_TASK DIRECTIONS_
How many lines in the records below contain the word "street"? Give only the number.

(Page and application data records)

· · · · · · ·

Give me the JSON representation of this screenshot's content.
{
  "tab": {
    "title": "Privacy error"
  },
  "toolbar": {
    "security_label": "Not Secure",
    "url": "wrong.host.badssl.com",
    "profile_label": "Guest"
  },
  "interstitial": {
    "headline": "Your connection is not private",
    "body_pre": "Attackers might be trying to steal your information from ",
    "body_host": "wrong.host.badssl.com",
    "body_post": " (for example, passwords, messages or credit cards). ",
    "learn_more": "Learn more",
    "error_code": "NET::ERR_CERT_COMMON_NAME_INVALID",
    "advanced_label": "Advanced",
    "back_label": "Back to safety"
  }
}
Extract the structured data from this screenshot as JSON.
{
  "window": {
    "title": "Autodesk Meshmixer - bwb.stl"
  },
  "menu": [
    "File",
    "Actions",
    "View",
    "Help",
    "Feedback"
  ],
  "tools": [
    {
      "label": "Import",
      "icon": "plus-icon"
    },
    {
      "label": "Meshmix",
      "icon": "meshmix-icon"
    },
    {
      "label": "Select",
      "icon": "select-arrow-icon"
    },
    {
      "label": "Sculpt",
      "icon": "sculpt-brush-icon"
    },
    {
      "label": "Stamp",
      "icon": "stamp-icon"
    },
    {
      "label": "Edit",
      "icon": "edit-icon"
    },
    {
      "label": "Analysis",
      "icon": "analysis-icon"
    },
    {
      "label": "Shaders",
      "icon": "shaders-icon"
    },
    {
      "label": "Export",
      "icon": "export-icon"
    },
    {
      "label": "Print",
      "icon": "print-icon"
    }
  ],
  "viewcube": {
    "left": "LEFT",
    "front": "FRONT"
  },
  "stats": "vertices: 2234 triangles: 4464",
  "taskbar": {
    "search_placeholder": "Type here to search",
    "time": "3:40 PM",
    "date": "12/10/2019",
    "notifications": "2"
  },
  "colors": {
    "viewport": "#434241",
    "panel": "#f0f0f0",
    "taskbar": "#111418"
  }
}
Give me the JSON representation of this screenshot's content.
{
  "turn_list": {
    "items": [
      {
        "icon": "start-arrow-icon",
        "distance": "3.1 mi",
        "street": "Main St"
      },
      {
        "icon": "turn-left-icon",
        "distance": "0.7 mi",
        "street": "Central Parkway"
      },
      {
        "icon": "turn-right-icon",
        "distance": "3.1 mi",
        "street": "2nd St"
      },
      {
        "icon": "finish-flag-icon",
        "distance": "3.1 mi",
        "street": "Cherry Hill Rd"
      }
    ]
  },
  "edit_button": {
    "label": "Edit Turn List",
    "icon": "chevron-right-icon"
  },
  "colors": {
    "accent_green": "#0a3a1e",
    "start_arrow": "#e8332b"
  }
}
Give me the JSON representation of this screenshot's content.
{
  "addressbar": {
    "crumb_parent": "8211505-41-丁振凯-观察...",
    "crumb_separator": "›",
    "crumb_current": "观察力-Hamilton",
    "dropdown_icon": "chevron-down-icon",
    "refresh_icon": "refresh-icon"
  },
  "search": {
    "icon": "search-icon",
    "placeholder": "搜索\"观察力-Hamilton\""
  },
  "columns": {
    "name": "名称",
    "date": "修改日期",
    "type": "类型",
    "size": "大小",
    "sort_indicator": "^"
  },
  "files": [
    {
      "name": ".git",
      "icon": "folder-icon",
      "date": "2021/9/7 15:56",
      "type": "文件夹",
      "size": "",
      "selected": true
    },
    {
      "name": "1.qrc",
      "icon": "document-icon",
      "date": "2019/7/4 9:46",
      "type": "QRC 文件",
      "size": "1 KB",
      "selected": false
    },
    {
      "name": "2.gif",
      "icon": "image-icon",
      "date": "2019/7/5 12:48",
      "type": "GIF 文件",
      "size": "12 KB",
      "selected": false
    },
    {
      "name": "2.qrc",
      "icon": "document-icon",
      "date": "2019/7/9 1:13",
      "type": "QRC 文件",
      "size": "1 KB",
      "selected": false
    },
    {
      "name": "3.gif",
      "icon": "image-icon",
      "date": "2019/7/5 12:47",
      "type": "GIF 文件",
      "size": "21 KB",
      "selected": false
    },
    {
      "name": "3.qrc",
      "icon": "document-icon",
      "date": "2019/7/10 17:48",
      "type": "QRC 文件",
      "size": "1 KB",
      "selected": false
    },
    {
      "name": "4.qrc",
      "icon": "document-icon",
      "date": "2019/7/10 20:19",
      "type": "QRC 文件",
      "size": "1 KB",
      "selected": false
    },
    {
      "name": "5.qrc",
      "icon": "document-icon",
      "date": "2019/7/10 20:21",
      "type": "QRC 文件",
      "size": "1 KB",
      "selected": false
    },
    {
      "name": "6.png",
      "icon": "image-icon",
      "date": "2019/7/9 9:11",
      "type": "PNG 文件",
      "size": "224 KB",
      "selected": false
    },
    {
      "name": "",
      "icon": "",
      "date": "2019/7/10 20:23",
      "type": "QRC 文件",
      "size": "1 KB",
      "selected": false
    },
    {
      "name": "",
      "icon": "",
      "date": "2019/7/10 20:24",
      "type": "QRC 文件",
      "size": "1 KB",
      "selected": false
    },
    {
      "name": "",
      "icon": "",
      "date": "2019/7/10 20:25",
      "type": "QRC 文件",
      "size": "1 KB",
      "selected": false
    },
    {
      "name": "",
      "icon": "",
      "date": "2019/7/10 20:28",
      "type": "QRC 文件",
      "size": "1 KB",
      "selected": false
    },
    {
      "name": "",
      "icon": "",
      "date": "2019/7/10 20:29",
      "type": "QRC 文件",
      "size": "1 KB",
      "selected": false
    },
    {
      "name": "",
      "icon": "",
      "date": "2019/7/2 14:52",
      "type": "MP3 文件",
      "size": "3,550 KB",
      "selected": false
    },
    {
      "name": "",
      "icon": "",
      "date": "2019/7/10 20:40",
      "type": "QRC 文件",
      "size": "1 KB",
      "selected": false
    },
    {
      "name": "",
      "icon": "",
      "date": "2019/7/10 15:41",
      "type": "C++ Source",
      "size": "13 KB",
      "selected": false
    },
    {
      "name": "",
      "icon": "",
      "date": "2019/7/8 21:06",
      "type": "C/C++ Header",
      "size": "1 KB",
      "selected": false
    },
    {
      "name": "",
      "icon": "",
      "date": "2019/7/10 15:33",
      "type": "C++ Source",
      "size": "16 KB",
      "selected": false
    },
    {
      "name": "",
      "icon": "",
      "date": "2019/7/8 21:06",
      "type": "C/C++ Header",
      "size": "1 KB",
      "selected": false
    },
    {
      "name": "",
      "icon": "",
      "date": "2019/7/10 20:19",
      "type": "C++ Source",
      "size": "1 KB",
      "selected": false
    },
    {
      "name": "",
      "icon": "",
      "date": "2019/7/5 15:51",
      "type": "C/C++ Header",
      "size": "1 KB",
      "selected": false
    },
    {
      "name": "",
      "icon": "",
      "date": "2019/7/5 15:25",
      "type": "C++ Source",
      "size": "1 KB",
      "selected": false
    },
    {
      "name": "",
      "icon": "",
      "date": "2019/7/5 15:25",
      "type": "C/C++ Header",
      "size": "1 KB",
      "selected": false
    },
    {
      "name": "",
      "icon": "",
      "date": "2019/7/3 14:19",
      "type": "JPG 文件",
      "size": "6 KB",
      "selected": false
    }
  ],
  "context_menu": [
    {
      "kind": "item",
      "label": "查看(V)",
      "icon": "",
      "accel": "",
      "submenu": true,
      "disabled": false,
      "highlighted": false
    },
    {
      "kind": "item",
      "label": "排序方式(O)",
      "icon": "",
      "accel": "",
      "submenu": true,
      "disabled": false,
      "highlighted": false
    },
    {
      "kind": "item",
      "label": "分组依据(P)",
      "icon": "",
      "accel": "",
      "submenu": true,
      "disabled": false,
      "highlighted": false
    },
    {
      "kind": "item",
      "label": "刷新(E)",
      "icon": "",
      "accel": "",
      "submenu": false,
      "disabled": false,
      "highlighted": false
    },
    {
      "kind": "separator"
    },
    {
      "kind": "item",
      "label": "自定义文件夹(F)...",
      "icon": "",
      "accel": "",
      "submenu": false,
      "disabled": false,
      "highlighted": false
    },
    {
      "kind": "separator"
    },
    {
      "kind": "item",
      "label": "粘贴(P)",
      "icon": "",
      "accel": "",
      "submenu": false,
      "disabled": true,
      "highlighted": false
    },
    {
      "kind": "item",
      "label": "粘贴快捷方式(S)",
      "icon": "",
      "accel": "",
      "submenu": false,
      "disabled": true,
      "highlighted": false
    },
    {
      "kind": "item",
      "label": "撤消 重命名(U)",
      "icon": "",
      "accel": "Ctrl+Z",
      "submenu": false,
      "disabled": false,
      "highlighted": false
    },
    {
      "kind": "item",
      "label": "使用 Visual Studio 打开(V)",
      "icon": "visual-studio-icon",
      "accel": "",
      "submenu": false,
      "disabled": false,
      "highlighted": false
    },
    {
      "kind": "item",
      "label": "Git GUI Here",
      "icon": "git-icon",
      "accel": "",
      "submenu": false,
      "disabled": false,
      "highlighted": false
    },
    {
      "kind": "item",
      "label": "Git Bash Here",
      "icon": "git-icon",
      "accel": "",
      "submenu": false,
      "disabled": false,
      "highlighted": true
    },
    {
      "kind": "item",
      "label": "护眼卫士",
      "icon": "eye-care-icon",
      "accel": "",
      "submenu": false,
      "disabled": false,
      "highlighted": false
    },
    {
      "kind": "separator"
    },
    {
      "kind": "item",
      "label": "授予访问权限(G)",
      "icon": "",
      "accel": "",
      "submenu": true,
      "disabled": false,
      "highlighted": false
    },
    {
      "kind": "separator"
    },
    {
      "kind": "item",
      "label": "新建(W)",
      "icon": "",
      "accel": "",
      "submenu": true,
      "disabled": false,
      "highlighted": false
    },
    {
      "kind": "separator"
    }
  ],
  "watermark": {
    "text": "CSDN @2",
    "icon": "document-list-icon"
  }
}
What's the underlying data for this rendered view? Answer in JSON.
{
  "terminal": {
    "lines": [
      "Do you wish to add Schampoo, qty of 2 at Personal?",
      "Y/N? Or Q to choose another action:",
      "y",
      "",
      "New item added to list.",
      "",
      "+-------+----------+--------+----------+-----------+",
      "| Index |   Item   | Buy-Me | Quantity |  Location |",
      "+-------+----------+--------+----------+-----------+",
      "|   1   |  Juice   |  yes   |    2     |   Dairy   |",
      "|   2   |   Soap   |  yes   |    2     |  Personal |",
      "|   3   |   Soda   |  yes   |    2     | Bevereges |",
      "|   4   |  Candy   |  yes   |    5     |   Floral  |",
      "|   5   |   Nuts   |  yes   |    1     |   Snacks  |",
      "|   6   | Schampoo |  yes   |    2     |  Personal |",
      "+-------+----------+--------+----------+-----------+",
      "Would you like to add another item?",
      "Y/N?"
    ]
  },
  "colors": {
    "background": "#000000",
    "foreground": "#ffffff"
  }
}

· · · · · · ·

_SOLUTION BELOW_
4